The Trade Post Scandal that took place in the 1870′s
Nothing changes in Washington DC, this is a tale of corruption and what some would even call treason involving Secretary of War William Belknap.
During his tenure as Secretary of War he sold top of the line breech-loaders and repeating rifles at the tradership posts on the Western frontier to Native Americans and blatantly supplied US Soldiers with defective breech-loading rifles that jammed after the third round. He would then let the two sides go to battle, both sides would commit horrific atrocities, including mass murder while he reaped in the profits from both sides of during the War or as some may call a conflict. It would sustain longer because the side with more numbers had defective rifles and the side with less numbers had superior rifles, thus pulling in more profit for Secretary of War Belknap.
Belknap accomplished this by lobbying Congress and was granted the
sole power to appoint and license sutlers with ownership rights to
highly lucrative “traderships” at US military forts on the Western
frontier. US Soldiers were forced to purchase supplies
at a higher market price. Secretary of War William W. Belknap and his wives who received
kickback payments derived from a Fort Sill tradership contract between
Caleb P. Marsh and sutler John S. Evans.
Mark Twain dubbed
this era the Gilded Age, Belknap was famous for his extravagant Washington
parties and his elegantly attired first and second wives (Trophy Wives). Many

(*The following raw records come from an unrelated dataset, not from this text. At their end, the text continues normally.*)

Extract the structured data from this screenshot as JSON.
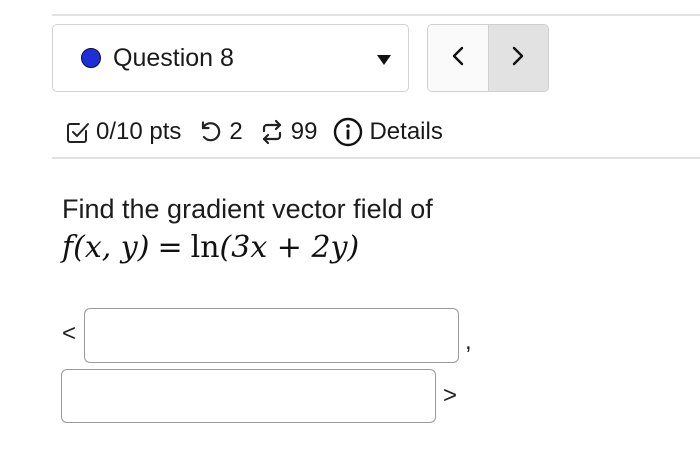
{
  "header": {
    "question_label": "Question 8",
    "status_dot_color": "#1f2fd6",
    "nav": {
      "prev_label": "<",
      "next_label": ">"
    }
  },
  "info": {
    "points": "0/10 pts",
    "attempts": "2",
    "submissions": "99",
    "details_label": "Details"
  },
  "question": {
    "prompt": "Find the gradient vector field of",
    "formula": {
      "fn": "f",
      "args": "(x, y)",
      "equals": "=",
      "rhs_fn": "ln",
      "rhs_args": "(3x + 2y)"
    }
  },
  "answer": {
    "open_bracket": "<",
    "comma": ",",
    "close_bracket": ">",
    "field_1_value": "",
    "field_2_value": ""
  },
  "icons": [
    "checkbox-icon",
    "retry-icon",
    "repeat-icon",
    "info-icon",
    "caret-down-icon"
  ]
}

questioned how he managed such a grand life style on his $8,000
1876, answers began to surface. A House of Representatives’ committee
uncovered evidence supporting a pattern of corruption blatant even by
the standards of the scandal-tarnished Grant administration.The trail of
evidence extended back to 1870. In that year, Belknap’s luxury-loving
first wife assisted a wheeler-dealer named Caleb Marsh by getting her
husband to select one of Marsh’s associates to operate the lucrative
military trading post at Fort Sill in Indian territory. Marsh’s promise
of generous kick-backs prompted Secretary Belknap to make the
appointment. Over the next five years, the associate funneled thousands
of dollars to Marsh, who provided Belknap regular quarterly payments
totaling over $20,000.
Belknap was investigated and promptly resigned but he was still impeached by The House.
Colonel George A. Custer was even called in to testify in front of the Clymer Committee and revealed this information.
- Military post traders gave a percentage of their profits to Belknap.
- Custer said he had heard that President Grant’s brother, Orvil, was
involved in the tradership rings, having invested in three posts with
the President’s authorization.
- President Grant was irate Col. Custer implicated his brother Orvil and relieved Col. Custer from command of the expedition against the Lakota Sioux.
- Ironically, 268 members of the 7th Cavalry including Col. Custer would be slaughtered at The Battle of Little Big Horn by the superior rifles that were sold to the Native Americans with the help of Secretary of War Belknap.
- Col. William B. Hazen had been sent to a remote post, Fort Buford, as punishment for Hazen having exposed Belknap’s traderpost rings in 1872.
The Senate convened its trial in early
April, with Belknap present, after agreeing that it retained impeachment
jurisdiction over former government officials. During May, the Senate
heard more than 40 witnesses, as House managers argued that Belknap
should not be allowed to escape from justice simply by resigning his
On August 1,
1876, the Senate rendered a majority vote against Belknap on all five
articles. As each vote fell short of the necessary two thirds, however,
he won acquittal. Belknap was not prosecuted further; he died in 1890.
I’ll leave you with a grave warning. History repeats itself.
- Iran-Contra Scandal
- Operation Fast and Furious
- Copy and paste who funds isis in your search engine.